Man says "F*ck it" at Sam's Club, gets a ticket for disorderly conduct
Russell Blackburn doesn't think so. Back in January, the 59-year-old Blackburn was checking out at an Aurora Sam's Club. He paid for his dog food, cheese, milk and other items and then stood at the end of a long line of people waiting for yet another Sam's employee to check his receipt against the groceries in his cart. A diabetic, Blackburn realized that his blood sugar level was dropping; he was shaking and his vision was wonky. He says he knew that if he didn't get to the candy stashed in his car, he'd probably collapse. "Fuck it," he said, and he steered his cart toward the front of the line.
An off-duty Aurora police officer who was working security for Sam's Club shouted at Blackburn to get back in line. According to the police report, Blackburn replied, "This is fucking ridiculous. I am not standing in fucking line again."

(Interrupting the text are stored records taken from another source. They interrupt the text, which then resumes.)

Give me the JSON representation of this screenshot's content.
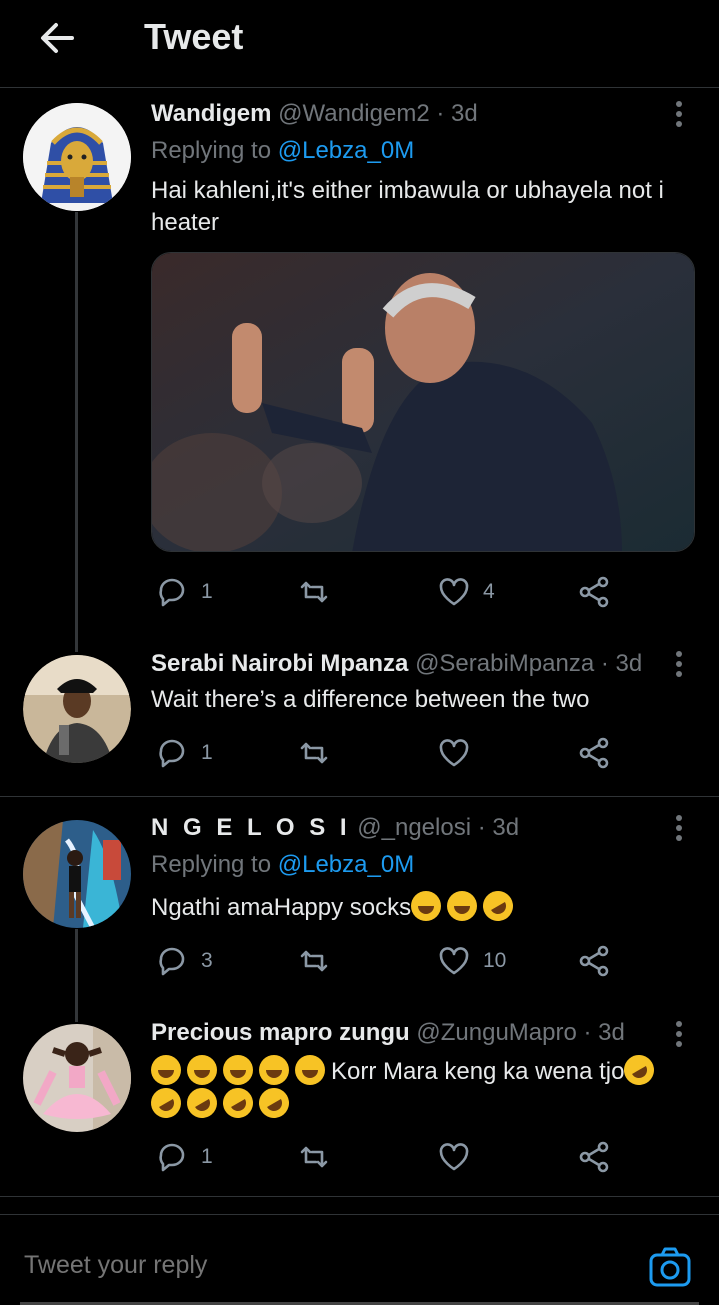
{
  "header": {
    "title": "Tweet"
  },
  "colors": {
    "accent": "#1d9bf0",
    "background": "#000000",
    "muted": "#71767b"
  },
  "tweets": [
    {
      "name": "Wandigem",
      "handle": "@Wandigem2",
      "time": "· 3d",
      "replying_label": "Replying to",
      "replying_to": "@Lebza_0M",
      "text": "Hai kahleni,it's either imbawula or ubhayela not i heater",
      "has_media": true,
      "replies": "1",
      "retweets": "",
      "likes": "4"
    },
    {
      "name": "Serabi Nairobi Mpanza",
      "handle": "@SerabiMpanza",
      "time": "· 3d",
      "text": "Wait there’s a difference between the two",
      "replies": "1",
      "retweets": "",
      "likes": ""
    },
    {
      "name": "N G E L O S I",
      "handle": "@_ngelosi",
      "time": "· 3d",
      "replying_label": "Replying to",
      "replying_to": "@Lebza_0M",
      "text": "Ngathi amaHappy socks",
      "emoji_suffix": [
        "joy",
        "joy",
        "rofl"
      ],
      "replies": "3",
      "retweets": "",
      "likes": "10"
    },
    {
      "name": "Precious mapro zungu",
      "handle": "@ZunguMapro",
      "time": "· 3d",
      "text": "Korr Mara keng ka wena tjo",
      "replies": "1",
      "retweets": "",
      "likes": ""
    }
  ],
  "reply": {
    "placeholder": "Tweet your reply"
  },
  "icons": [
    "back-arrow-icon",
    "more-vertical-icon",
    "reply-icon",
    "retweet-icon",
    "like-icon",
    "share-icon",
    "camera-icon"
  ]
}
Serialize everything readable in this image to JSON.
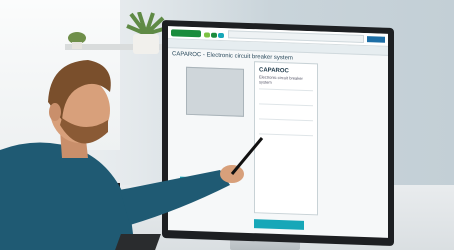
{
  "scene": {
    "description_colors": {
      "shirt": "#1f5a73",
      "screen_accent": "#17a7b8",
      "brand_green": "#1a8c3c"
    }
  },
  "screen": {
    "page_title": "CAPAROC - Electronic circuit breaker system",
    "panel_title": "CAPAROC",
    "panel_subtitle": "Electronic circuit breaker system"
  }
}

Blackburn doesn't remember saying that; he says he only remembers saying the F-word once -- and that it wasn't directed at anybody in particular. "When I said it, I was looking straight ahead," he says. The police report also says that a witness reported that he felt like Blackburn "was going to fight him because of the way he was acting."
But Blackburn says he didn't interact with anyone but the off-duty officer. When the officer asked for his ID, Blackburn says he repeatedly asked if he was being arrested or detained. The officer refused to answer, Blackburn says, so he asked for his name and to see his badge. "He said, 'I don't have to give that to you,'" recalls Blackburn, a computer programmer by trade. "And I said, 'I think you do.'"
The Aurora Sam's Club where Russell Blackburn was shopping.
When Blackburn finally reached for his ID, he says the officer grabbed his wrist and twisted his arm. "I pointed with my other hand to the cop and said, 'Isn't this a little over the top? Is this really necessary?'" Blackburn says.
That's when the officer said he was going to teach him a lesson, Blackburn recalls. The officer got on his police radio, Blackburn says, and called for another Aurora cop to bring him a ticket book. When the book arrived ten or fifteen minutes later, the officer wrote Blackburn a ticket for violating the city ordinance that prohibits disorderly conduct. Specifically, Blackburn was cited for "using abusive language or threats to any person present which creates a clear and present danger of violence."
Continue for more on Blackburn's upcoming trial.